But for those passing through Tokyo train station, for a moment some of that energy is captured as they walk through a turnstile, or cross over a set of stairs. Suddenly they are no longer simply powering themselves, they are also helping to power the station.
This energy transfer is made possible by a set of specially designed floor mats that have been on trial in two Tokyo train stations since December. Utilizing "piezoelectric technology," these mats capture the energy created by the force of each person walking over them, and convert that energy into electricity that is used to power the stations' display boards and automatic ticket gates (piezo comes from the Greek word for pressure or to press).
But though piezoelectric technology is gaining momentum as the search for greener energy sources intensifies, it's not likely to replace more traditional power sources anytime soon, said Tom Rand, a project leader at MaRS with a background in electrical engineering.
"Everyone knows piezoelectricity works," he said. "The question is whether it's cost-effective."
Not only are the materials required prohibitively expensive, but they also don't create much energy. Even after repeated attempts at improving their techniques, officials at the Tokyo station were only expecting their 400,000-plus daily commuters to produce 1,400 kilowatt seconds each day or roughly enough to power a 40-watt light bulb for 17 continuous hours.
Perhaps for those reasons, TTC officials said they have no plans to even consider using piezoelectric energy sources in their stations.
All the same, Rand said, in the next 10 years he expects to see this type of technology springing up all over cities like Toronto.
"I think it will happen simply because the optics are great," he noted. "It looks good to power a checkout at a supermarket with the cars that are rolling into the parking lot. But whether or not it's a serious player in energy production, I have my doubts... I don't think it's a game-changer."
Piezoelectric panels hidden under the dance floors of two European clubs allow patrons to power the party just by grooving to the music.
Panels under the floors at Club Surya in London produce up to 60 per cent of the club's total electricity.
Those who trip the light fantastic at Club WATT in Rotterdam power the in-house lighting system, allowing dancers to see just how much electricity they're creating.

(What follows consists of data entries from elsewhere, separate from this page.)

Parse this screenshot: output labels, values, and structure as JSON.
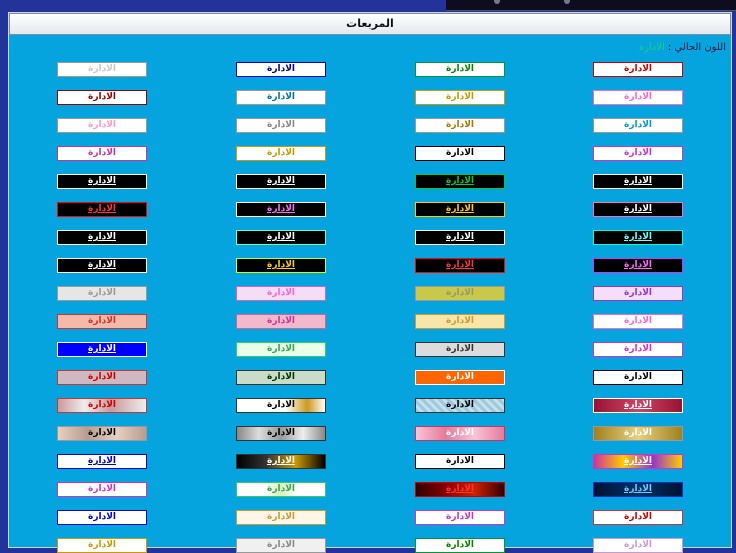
{
  "page_title": "المربعات",
  "current_color": {
    "label": "اللون الحالي :",
    "value": "الادارة"
  },
  "sample_text": "الادارة",
  "rows": [
    [
      {
        "bg": "#ffffff",
        "border": "#999999",
        "fg": "#c9c9c9"
      },
      {
        "bg": "#ffffff",
        "border": "#0000cc",
        "fg": "#000099"
      },
      {
        "bg": "#ffffff",
        "border": "#009933",
        "fg": "#008800"
      },
      {
        "bg": "#ffffff",
        "border": "#cc0000",
        "fg": "#cc0000"
      }
    ],
    [
      {
        "bg": "#ffffff",
        "border": "#990000",
        "fg": "#990000"
      },
      {
        "bg": "#ffffff",
        "border": "#999999",
        "fg": "#0077aa"
      },
      {
        "bg": "#ffffff",
        "border": "#cc9900",
        "fg": "#cc9900"
      },
      {
        "bg": "#ffffff",
        "border": "#ff66cc",
        "fg": "#ff66cc"
      }
    ],
    [
      {
        "bg": "#ffffff",
        "border": "#999999",
        "fg": "#ff99cc"
      },
      {
        "bg": "#ffffff",
        "border": "#999999",
        "fg": "#888888"
      },
      {
        "bg": "#ffffff",
        "border": "#999999",
        "fg": "#aa7700"
      },
      {
        "bg": "#ffffff",
        "border": "#999999",
        "fg": "#0099cc"
      }
    ],
    [
      {
        "bg": "#ffffff",
        "border": "#cc3399",
        "fg": "#cc3399"
      },
      {
        "bg": "#ffffff",
        "border": "#cc9900",
        "fg": "#cc9900"
      },
      {
        "bg": "#ffffff",
        "border": "#000000",
        "fg": "#000000"
      },
      {
        "bg": "#ffffff",
        "border": "#cc33cc",
        "fg": "#cc33cc"
      }
    ],
    [
      {
        "bg": "#000000",
        "border": "#ffffff",
        "fg": "#ffffff",
        "u": true
      },
      {
        "bg": "#000000",
        "border": "#ffffff",
        "fg": "#ffffff",
        "u": true
      },
      {
        "bg": "#000000",
        "border": "#00cc33",
        "fg": "#00cc33",
        "u": true
      },
      {
        "bg": "#000000",
        "border": "#ffffff",
        "fg": "#ffffff",
        "u": true
      }
    ],
    [
      {
        "bg": "#000000",
        "border": "#ff0000",
        "fg": "#ff3333",
        "u": true
      },
      {
        "bg": "#000000",
        "border": "#ffffff",
        "fg": "#ff66ff",
        "u": true
      },
      {
        "bg": "#000000",
        "border": "#ffcc00",
        "fg": "#ffcc00",
        "u": true
      },
      {
        "bg": "#000000",
        "border": "#ff66cc",
        "fg": "#ffffff",
        "u": true
      }
    ],
    [
      {
        "bg": "#000000",
        "border": "#ffffff",
        "fg": "#ffffff",
        "u": true
      },
      {
        "bg": "#000000",
        "border": "#66ffcc",
        "fg": "#ffffff",
        "u": true
      },
      {
        "bg": "#000000",
        "border": "#ffffff",
        "fg": "#ffffff",
        "u": true
      },
      {
        "bg": "#000000",
        "border": "#00ffcc",
        "fg": "#66ffff",
        "u": true
      }
    ],
    [
      {
        "bg": "#000000",
        "border": "#ffffff",
        "fg": "#ffffff",
        "u": true
      },
      {
        "bg": "#000000",
        "border": "#ccff00",
        "fg": "#ffcc00",
        "u": true
      },
      {
        "bg": "#000000",
        "border": "#ff0000",
        "fg": "#ff3333",
        "u": true
      },
      {
        "bg": "#000000",
        "border": "#cc33ff",
        "fg": "#ff66ff",
        "u": true
      }
    ],
    [
      {
        "bg": "#e6e6e6",
        "border": "#999999",
        "fg": "#999999"
      },
      {
        "bg": "#f5ddf5",
        "border": "#cc66cc",
        "fg": "#ff66cc"
      },
      {
        "bg": "#c8c84a",
        "border": "#999999",
        "fg": "#999966"
      },
      {
        "bg": "#f7ddfc",
        "border": "#9933cc",
        "fg": "#9933cc"
      }
    ],
    [
      {
        "bg": "#f4b9a8",
        "border": "#cc3333",
        "fg": "#cc3333"
      },
      {
        "bg": "#f2b8cc",
        "border": "#cc6699",
        "fg": "#cc3399"
      },
      {
        "bg": "#f8e6a8",
        "border": "#cc9933",
        "fg": "#cc9933"
      },
      {
        "bg": "#ffffff",
        "border": "#ff66cc",
        "fg": "#ff66cc"
      }
    ],
    [
      {
        "bg": "#0000ff",
        "border": "#ffffff",
        "fg": "#ffffff",
        "u": true
      },
      {
        "bg": "#e8ffe8",
        "border": "#33cc66",
        "fg": "#33aa55"
      },
      {
        "bg": "#dcdcdc",
        "border": "#333333",
        "fg": "#333333"
      },
      {
        "bg": "#ffffff",
        "border": "#cc33cc",
        "fg": "#cc33cc"
      }
    ],
    [
      {
        "bg": "#d0b8c0",
        "border": "#cc3333",
        "fg": "#cc0000"
      },
      {
        "bg": "#c8dcc8",
        "border": "#333333",
        "fg": "#003300"
      },
      {
        "bg": "#ff6600",
        "border": "#ffffff",
        "fg": "#ffffff"
      },
      {
        "bg": "#ffffff",
        "border": "#000000",
        "fg": "#000000"
      }
    ],
    [
      {
        "bg": "linear-gradient(90deg,#c99 0%,#eee 30%,#c99 60%,#eee 100%)",
        "border": "#cc3333",
        "fg": "#cc0000"
      },
      {
        "bg": "linear-gradient(90deg,#fff 0%,#fff 55%,#cc9922 80%,#fff 100%)",
        "border": "#333333",
        "fg": "#000000"
      },
      {
        "bg": "repeating-linear-gradient(45deg,#9cd 0px,#9cd 3px,#cde 3px,#cde 6px)",
        "border": "#333333",
        "fg": "#000000"
      },
      {
        "bg": "linear-gradient(90deg,#991133,#cc4466,#991133)",
        "border": "#ffffff",
        "fg": "#ffffff",
        "u": true
      }
    ],
    [
      {
        "bg": "linear-gradient(90deg,#e8d0c0,#b89c90,#e8d0c0,#b89c90)",
        "border": "#999999",
        "fg": "#000000"
      },
      {
        "bg": "linear-gradient(90deg,#888,#ddd,#999,#eee,#888)",
        "border": "#333333",
        "fg": "#000000"
      },
      {
        "bg": "linear-gradient(90deg,#f7c6d6,#e67a9a,#f7c6d6,#e67a9a)",
        "border": "#cc3366",
        "fg": "#ffffff"
      },
      {
        "bg": "linear-gradient(90deg,#a08020,#e8d080,#a08020)",
        "border": "#999999",
        "fg": "#ffffff"
      }
    ],
    [
      {
        "bg": "#ffffff",
        "border": "#0000cc",
        "fg": "#0000cc",
        "u": true
      },
      {
        "bg": "linear-gradient(90deg,#000,#333,#cc9900,#000)",
        "border": "#333333",
        "fg": "#ffffff",
        "u": true
      },
      {
        "bg": "#ffffff",
        "border": "#000000",
        "fg": "#000000"
      },
      {
        "bg": "linear-gradient(90deg,#cc3399,#ffcc00,#9933cc,#ffcc00)",
        "border": "#cc33cc",
        "fg": "#ffffff",
        "u": true
      }
    ],
    [
      {
        "bg": "#ffffff",
        "border": "#cc33cc",
        "fg": "#cc33cc"
      },
      {
        "bg": "linear-gradient(90deg,#fff,#fff 30%,#ddeebb 50%,#fff 70%)",
        "border": "#33cc66",
        "fg": "#33aa55"
      },
      {
        "bg": "linear-gradient(90deg,#330000,#880000,#cc2200,#330000)",
        "border": "#cc0000",
        "fg": "#ff3333",
        "u": true
      },
      {
        "bg": "linear-gradient(90deg,#001133,#003366,#001133)",
        "border": "#0033cc",
        "fg": "#66ccff",
        "u": true
      }
    ],
    [
      {
        "bg": "#ffffff",
        "border": "#0000cc",
        "fg": "#0000cc"
      },
      {
        "bg": "#fff6e8",
        "border": "#cc9933",
        "fg": "#cc9933"
      },
      {
        "bg": "#ffffff",
        "border": "#cc33cc",
        "fg": "#cc33cc"
      },
      {
        "bg": "#ffffff",
        "border": "#cc3333",
        "fg": "#cc0000"
      }
    ],
    [
      {
        "bg": "#ffffff",
        "border": "#cc9900",
        "fg": "#cc9900"
      },
      {
        "bg": "#f0f0f0",
        "border": "#999999",
        "fg": "#888888"
      },
      {
        "bg": "#ffffff",
        "border": "#009933",
        "fg": "#008800"
      },
      {
        "bg": "#ffffff",
        "border": "#cc99cc",
        "fg": "#cc99cc"
      }
    ]
  ]
}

Cut to a specific size, quartz stones vibrate at a specific frequency, causing them to expand and contract, providing a regular piezoelectric charge. Some everyday examples in use today include:
In electric watches, electrodes attached to the stone use this charge to send 32,768 pulses per second through a series of dividers, with each transmitting half as many pulses as the one before it. As such, the fifteenth divider produces only a single pulse, which tells the watch that a second has passed.
Lighters use piezoelectricity to create the spark that ignites the fuel contained inside. When pressure is applied, a tiny hammer contained within an electric barbecue or cigarette lighter strikes a piezoelectric crystal and creates thousands of volts of electricity. The crystal's voltage generates a spark which ignites a small amount of the lighter's fuel supply and thus creates a flame.